Work to be completed
List all lines in the material below that contain "this".

_ _ _

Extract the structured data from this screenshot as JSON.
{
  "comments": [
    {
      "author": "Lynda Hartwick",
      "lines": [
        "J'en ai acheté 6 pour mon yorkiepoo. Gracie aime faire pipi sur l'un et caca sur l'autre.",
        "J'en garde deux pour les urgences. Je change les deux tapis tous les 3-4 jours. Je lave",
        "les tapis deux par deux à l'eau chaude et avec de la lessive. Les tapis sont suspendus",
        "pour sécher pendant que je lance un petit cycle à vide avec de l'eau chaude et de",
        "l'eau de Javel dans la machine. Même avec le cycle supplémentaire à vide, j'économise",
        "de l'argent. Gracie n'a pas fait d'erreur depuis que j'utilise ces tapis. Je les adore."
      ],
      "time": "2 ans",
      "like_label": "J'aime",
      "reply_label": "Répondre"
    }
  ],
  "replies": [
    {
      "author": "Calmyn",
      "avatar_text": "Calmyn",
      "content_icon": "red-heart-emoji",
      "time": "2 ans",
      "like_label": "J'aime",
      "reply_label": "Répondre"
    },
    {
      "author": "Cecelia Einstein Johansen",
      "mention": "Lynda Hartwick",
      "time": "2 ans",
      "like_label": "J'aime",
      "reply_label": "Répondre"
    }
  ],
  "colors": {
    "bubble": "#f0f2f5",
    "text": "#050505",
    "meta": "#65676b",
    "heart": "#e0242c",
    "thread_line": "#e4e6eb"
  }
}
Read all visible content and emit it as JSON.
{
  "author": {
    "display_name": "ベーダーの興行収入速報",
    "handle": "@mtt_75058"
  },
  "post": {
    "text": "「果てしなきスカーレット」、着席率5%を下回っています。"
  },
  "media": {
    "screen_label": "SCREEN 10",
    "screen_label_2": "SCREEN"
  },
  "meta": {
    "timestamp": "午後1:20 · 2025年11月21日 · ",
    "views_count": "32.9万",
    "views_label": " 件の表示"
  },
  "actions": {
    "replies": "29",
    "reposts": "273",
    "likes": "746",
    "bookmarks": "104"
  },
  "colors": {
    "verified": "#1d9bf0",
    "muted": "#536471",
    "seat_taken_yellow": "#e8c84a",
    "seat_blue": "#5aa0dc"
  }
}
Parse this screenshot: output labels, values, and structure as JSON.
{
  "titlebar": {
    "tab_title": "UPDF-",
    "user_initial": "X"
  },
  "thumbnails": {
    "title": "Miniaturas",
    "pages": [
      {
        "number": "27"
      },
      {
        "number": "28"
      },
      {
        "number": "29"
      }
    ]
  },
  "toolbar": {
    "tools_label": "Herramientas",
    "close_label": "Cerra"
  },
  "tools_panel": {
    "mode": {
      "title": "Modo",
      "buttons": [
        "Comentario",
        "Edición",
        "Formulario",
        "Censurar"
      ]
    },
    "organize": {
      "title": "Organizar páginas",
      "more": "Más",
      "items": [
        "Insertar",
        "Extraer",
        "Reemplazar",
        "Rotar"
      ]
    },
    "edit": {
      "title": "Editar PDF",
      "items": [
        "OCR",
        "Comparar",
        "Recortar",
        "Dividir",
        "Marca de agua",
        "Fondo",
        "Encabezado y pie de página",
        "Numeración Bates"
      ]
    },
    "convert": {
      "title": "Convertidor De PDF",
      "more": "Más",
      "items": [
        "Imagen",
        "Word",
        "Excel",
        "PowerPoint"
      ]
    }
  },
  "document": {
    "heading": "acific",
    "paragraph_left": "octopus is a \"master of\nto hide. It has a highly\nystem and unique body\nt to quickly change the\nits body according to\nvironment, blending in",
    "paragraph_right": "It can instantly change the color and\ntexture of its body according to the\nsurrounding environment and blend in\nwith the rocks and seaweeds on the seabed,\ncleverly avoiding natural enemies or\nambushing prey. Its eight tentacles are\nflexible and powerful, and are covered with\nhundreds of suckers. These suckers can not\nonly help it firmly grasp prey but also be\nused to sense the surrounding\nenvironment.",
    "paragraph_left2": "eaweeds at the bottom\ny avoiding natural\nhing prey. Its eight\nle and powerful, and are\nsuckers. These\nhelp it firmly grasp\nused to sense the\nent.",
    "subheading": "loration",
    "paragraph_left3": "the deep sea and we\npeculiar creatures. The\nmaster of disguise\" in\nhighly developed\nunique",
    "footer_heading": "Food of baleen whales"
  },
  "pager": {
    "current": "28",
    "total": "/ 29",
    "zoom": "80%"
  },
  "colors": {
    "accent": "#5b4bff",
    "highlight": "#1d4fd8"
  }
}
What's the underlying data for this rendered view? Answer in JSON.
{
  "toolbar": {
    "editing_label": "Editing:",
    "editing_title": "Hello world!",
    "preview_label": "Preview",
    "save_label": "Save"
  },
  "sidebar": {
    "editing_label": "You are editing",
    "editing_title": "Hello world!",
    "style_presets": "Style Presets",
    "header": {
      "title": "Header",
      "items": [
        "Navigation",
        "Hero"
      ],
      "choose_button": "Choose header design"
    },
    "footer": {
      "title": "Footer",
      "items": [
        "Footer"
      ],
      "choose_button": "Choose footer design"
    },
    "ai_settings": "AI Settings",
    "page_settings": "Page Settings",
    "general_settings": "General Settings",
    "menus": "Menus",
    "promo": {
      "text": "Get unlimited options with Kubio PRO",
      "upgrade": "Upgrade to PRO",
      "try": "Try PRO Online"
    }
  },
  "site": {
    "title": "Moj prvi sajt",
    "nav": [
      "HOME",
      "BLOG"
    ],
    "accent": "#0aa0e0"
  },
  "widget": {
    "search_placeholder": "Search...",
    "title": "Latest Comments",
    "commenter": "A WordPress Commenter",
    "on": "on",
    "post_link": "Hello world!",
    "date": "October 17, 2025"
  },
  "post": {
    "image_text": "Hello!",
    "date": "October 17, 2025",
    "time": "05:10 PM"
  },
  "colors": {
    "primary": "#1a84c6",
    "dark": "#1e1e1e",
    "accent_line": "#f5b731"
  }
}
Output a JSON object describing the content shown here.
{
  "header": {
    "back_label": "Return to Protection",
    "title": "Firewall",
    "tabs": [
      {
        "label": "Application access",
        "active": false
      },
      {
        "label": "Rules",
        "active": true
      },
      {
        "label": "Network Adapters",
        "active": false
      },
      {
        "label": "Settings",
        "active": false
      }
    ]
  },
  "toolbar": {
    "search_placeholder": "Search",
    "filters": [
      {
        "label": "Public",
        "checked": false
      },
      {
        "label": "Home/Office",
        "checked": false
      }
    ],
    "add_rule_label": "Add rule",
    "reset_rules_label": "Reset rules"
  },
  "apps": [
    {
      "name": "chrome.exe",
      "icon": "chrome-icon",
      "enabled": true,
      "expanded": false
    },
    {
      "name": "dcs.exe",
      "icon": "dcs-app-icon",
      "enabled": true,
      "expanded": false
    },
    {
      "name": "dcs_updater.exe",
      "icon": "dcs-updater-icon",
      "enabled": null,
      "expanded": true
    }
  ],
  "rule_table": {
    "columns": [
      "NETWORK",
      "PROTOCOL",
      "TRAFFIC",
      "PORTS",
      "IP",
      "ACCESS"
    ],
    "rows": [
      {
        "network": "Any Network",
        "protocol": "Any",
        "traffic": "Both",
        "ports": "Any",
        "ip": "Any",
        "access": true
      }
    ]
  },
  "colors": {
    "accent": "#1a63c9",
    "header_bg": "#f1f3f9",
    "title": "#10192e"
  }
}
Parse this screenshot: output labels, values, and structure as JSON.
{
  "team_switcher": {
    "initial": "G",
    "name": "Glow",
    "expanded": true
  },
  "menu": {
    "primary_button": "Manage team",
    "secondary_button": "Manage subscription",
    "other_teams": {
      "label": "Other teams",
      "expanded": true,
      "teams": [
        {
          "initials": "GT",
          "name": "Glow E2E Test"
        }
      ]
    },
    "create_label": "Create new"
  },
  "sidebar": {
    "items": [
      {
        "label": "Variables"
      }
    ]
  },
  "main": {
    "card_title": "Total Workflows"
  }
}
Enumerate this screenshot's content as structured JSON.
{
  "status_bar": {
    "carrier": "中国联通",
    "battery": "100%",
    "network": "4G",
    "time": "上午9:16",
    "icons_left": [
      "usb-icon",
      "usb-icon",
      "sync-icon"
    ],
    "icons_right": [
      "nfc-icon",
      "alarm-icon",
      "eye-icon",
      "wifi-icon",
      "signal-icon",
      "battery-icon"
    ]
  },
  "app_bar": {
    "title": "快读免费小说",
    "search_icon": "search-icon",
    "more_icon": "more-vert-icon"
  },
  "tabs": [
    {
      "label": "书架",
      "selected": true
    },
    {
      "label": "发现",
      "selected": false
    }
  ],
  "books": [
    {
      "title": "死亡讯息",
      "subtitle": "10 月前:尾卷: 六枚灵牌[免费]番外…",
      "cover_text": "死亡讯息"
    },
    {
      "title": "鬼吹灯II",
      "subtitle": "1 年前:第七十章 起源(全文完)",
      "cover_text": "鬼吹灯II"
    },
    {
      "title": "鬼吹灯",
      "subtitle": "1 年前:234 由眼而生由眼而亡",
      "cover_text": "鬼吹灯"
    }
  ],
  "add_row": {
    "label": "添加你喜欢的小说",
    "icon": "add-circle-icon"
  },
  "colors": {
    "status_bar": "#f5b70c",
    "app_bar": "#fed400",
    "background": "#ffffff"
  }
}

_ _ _

Exercise response
Extract the structured data from this screenshot as JSON.
Parse this screenshot: output labels, values, and structure as JSON.
What's the underlying data for this rendered view? Answer in JSON.
Parse this screenshot: output labels, values, and structure as JSON.
Enumerate this screenshot's content as structured JSON.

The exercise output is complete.